### [EXERCISE AIM]
Each line below with the string "text" should be copied.
### MATERIAL SHOWN ###
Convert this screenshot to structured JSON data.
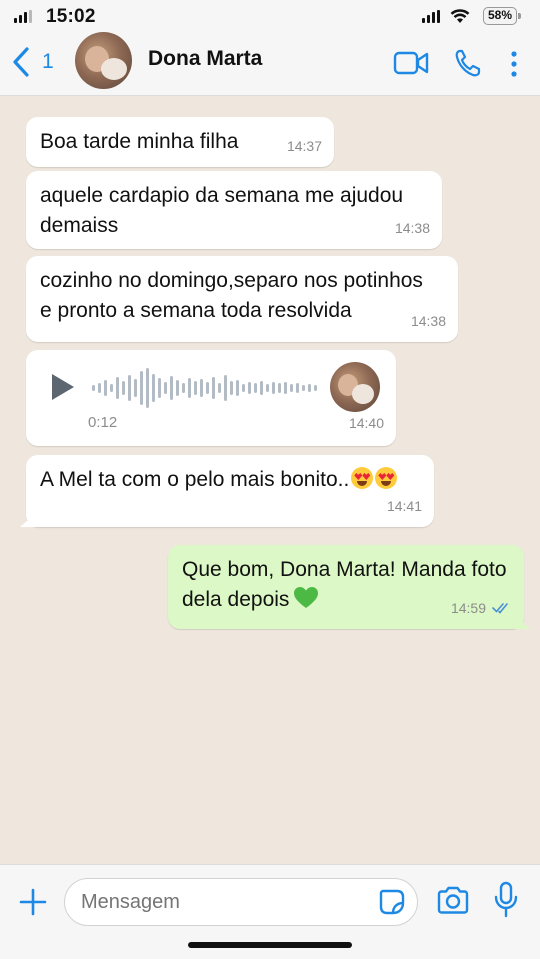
{
  "status_bar": {
    "time": "15:02",
    "battery": "58%"
  },
  "header": {
    "back_count": "1",
    "contact_name": "Dona Marta"
  },
  "messages": [
    {
      "text": "Boa tarde minha filha",
      "time": "14:37"
    },
    {
      "line1": "aquele cardapio da semana me ajudou",
      "line2": "demaiss",
      "time": "14:38"
    },
    {
      "line1": "cozinho no domingo,separo nos potinhos",
      "line2": "e pronto a semana toda resolvida",
      "time": "14:38"
    },
    {
      "type": "voice",
      "duration": "0:12",
      "time": "14:40"
    },
    {
      "text": "A Mel ta com o pelo mais bonito..",
      "emoji": "heart-eyes-emoji",
      "time": "14:41"
    },
    {
      "line1": "Que bom, Dona Marta! Manda foto",
      "line2": "dela depois",
      "emoji": "green-heart-emoji",
      "time": "14:59",
      "status": "read"
    }
  ],
  "composer": {
    "placeholder": "Mensagem"
  },
  "colors": {
    "accent": "#1e88e5",
    "incoming": "#ffffff",
    "outgoing": "#dcf8c6",
    "wallpaper": "#efe7dd"
  },
  "icons": [
    "back-chevron-icon",
    "video-call-icon",
    "phone-icon",
    "more-icon",
    "play-icon",
    "read-check-icon",
    "plus-icon",
    "sticker-icon",
    "camera-icon",
    "mic-icon"
  ]
}
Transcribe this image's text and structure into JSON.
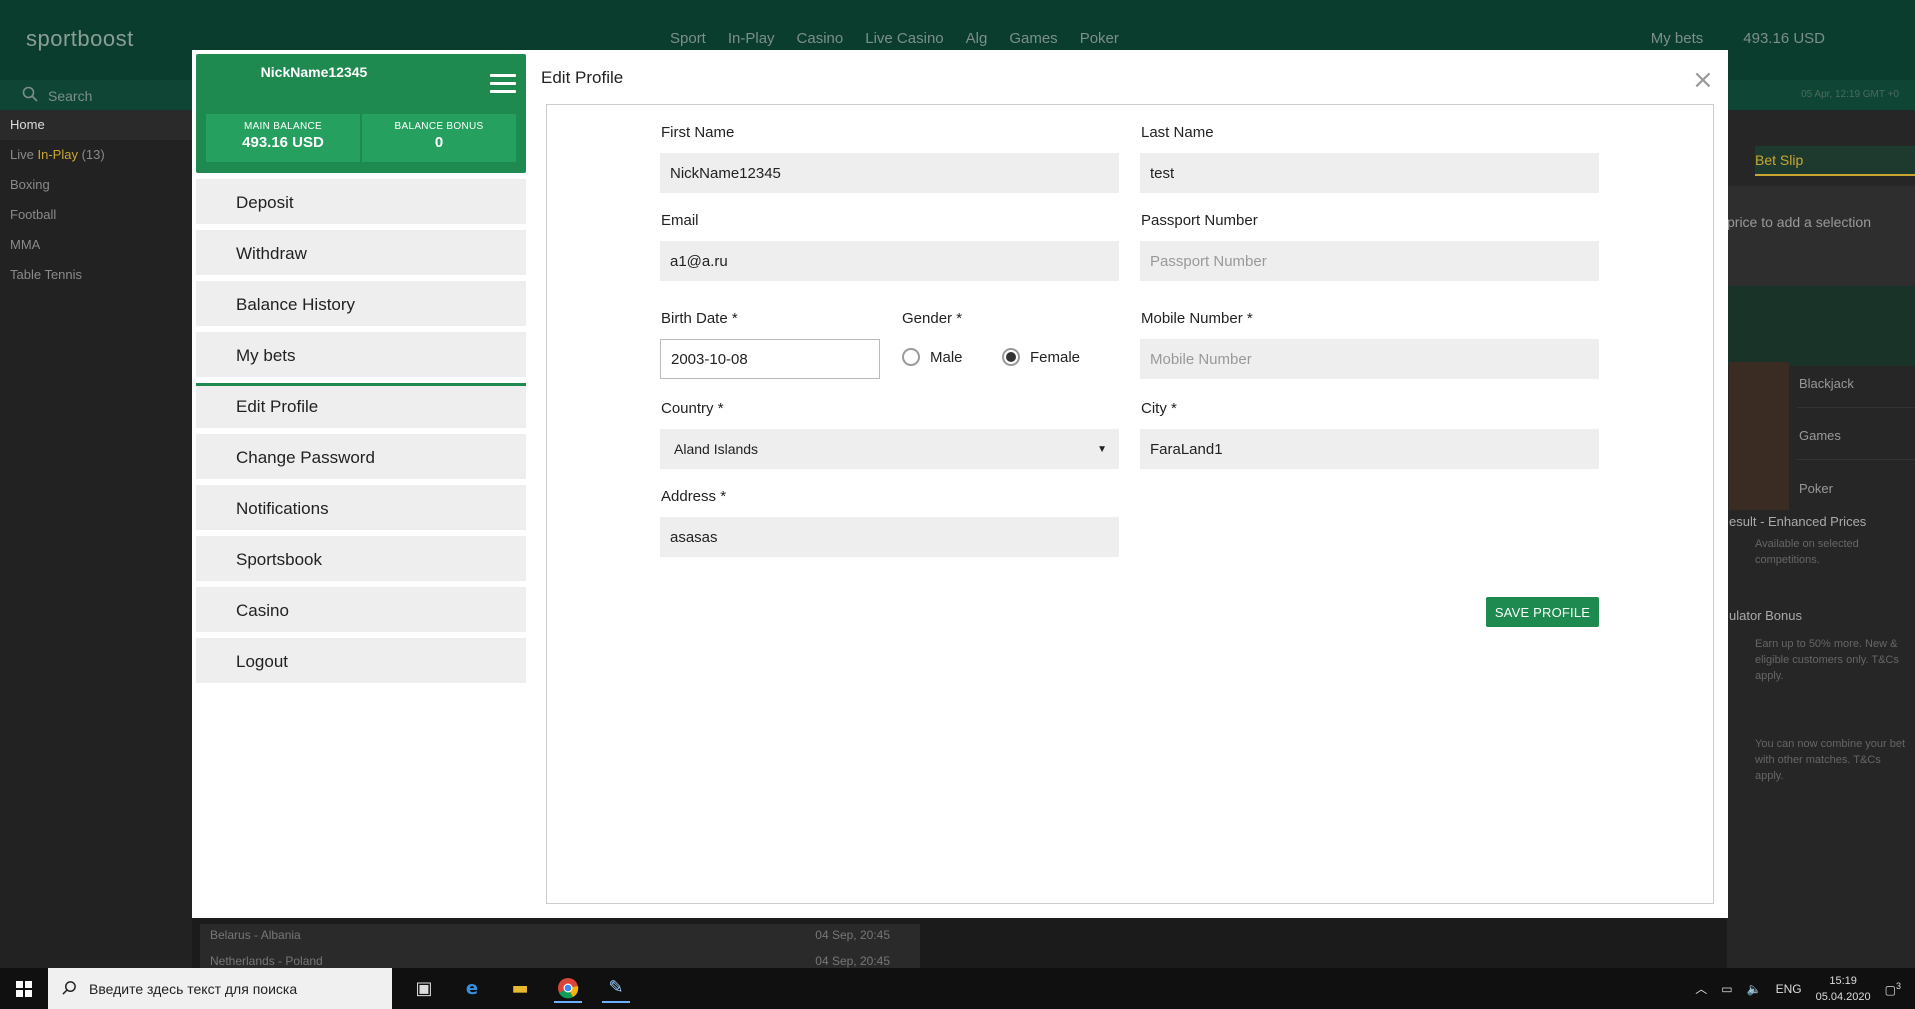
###
### [ANSWER SECTION]
      "text": "Boa tarde minha filha",
      "text": "A Mel ta com o pelo mais bonito..",
Transcribe this image's text and structure into JSON.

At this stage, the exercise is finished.